== DATA LISTING ==
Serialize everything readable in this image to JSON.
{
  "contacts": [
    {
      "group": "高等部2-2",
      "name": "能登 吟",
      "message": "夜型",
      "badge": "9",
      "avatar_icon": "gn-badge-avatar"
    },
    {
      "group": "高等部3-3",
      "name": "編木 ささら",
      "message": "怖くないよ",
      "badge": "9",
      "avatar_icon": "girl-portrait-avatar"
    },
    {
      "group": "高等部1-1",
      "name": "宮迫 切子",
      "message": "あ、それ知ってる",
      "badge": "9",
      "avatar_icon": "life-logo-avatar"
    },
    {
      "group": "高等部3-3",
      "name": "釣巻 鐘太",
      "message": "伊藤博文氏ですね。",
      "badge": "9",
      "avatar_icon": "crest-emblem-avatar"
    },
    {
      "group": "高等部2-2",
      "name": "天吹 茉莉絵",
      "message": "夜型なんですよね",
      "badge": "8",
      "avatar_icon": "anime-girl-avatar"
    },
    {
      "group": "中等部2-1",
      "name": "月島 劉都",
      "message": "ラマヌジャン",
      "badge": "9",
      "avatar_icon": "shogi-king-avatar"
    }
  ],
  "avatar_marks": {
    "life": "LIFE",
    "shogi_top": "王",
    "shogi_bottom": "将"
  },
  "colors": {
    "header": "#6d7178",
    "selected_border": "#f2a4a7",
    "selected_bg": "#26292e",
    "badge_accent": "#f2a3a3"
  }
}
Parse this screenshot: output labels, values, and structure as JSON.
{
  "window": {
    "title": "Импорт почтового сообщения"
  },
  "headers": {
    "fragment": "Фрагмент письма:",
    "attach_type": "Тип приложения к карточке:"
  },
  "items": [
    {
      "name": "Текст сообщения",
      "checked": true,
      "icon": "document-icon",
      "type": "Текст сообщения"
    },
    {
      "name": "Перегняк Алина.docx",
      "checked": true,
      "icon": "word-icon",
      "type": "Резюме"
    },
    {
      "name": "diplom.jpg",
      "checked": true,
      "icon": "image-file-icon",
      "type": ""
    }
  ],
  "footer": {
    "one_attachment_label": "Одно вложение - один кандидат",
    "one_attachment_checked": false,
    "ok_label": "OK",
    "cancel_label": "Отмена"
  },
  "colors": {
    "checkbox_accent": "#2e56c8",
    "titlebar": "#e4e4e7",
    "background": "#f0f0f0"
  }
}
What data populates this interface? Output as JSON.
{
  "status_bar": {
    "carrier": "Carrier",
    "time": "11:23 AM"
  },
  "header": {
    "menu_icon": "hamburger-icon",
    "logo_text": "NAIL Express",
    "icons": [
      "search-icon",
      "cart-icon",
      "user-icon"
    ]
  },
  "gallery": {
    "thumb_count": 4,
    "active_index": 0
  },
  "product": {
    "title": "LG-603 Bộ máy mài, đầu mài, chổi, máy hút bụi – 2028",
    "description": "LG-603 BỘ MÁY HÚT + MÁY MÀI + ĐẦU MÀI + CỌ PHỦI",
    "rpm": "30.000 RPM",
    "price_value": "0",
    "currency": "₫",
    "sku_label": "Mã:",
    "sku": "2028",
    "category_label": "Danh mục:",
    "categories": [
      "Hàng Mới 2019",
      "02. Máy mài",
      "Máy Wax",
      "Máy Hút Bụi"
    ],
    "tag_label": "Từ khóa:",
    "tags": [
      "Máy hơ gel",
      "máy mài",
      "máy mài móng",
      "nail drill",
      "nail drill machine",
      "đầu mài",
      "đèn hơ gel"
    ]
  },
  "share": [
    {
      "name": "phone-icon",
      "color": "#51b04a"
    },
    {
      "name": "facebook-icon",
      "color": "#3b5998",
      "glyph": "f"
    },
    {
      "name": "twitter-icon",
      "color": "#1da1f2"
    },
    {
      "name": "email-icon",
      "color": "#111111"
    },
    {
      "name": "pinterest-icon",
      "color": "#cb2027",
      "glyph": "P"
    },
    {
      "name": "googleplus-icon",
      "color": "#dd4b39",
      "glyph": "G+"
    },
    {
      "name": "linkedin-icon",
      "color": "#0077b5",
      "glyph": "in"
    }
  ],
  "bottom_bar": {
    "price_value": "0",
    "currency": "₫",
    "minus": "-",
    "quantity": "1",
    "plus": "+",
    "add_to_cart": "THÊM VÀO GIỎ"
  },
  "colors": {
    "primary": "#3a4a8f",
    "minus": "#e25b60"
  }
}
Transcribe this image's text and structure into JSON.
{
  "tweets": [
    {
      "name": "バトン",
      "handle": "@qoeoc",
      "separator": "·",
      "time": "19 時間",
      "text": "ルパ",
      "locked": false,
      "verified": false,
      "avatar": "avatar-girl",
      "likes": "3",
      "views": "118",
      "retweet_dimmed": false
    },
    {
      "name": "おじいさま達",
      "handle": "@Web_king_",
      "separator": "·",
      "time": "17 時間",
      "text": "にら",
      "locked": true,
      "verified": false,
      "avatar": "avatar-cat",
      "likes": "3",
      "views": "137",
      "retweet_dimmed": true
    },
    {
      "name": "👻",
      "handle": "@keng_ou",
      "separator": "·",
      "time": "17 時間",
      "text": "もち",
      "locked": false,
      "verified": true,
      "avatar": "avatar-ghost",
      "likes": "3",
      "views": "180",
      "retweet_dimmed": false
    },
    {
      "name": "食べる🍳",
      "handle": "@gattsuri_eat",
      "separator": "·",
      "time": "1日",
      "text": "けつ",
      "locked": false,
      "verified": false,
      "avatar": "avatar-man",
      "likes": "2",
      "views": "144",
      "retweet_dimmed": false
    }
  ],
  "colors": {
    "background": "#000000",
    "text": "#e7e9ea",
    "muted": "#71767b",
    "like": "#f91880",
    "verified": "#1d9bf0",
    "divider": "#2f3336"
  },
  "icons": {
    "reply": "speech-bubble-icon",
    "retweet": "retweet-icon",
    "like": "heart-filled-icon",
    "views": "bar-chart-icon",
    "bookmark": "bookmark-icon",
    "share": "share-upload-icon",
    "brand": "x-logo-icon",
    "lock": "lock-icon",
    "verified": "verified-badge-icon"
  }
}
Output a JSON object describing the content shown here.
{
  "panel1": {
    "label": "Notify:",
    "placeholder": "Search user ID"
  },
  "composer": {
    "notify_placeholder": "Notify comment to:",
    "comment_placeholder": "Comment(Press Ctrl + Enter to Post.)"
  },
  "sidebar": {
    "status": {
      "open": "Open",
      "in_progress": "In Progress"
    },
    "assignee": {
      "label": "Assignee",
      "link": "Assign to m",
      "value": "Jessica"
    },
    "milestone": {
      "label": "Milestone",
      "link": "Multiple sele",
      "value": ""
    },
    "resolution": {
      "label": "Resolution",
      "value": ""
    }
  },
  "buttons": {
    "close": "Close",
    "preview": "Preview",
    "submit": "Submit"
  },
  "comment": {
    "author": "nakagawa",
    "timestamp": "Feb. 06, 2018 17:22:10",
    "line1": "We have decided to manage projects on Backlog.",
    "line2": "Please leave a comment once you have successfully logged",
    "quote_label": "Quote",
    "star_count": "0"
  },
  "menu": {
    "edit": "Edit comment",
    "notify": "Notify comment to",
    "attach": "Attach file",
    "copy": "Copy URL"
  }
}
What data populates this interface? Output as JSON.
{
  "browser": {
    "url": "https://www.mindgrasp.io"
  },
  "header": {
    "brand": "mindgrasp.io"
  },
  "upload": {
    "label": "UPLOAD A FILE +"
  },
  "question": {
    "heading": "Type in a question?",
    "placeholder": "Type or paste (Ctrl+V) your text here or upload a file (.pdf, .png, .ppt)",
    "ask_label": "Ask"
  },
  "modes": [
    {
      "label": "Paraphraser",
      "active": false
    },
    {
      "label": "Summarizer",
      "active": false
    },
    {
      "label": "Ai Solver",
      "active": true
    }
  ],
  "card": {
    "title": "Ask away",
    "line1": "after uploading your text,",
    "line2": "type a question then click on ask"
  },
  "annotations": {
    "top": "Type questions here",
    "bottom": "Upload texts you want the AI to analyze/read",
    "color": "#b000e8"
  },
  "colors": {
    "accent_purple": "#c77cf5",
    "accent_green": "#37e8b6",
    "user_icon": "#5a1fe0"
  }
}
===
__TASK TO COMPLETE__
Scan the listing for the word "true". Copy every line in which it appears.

__SOLUTION TO THE PROBLEM__
      "checked": true,
      "checked": true,
      "checked": true,
      "locked": true,
      "retweet_dimmed": true
      "verified": true,
      "active": true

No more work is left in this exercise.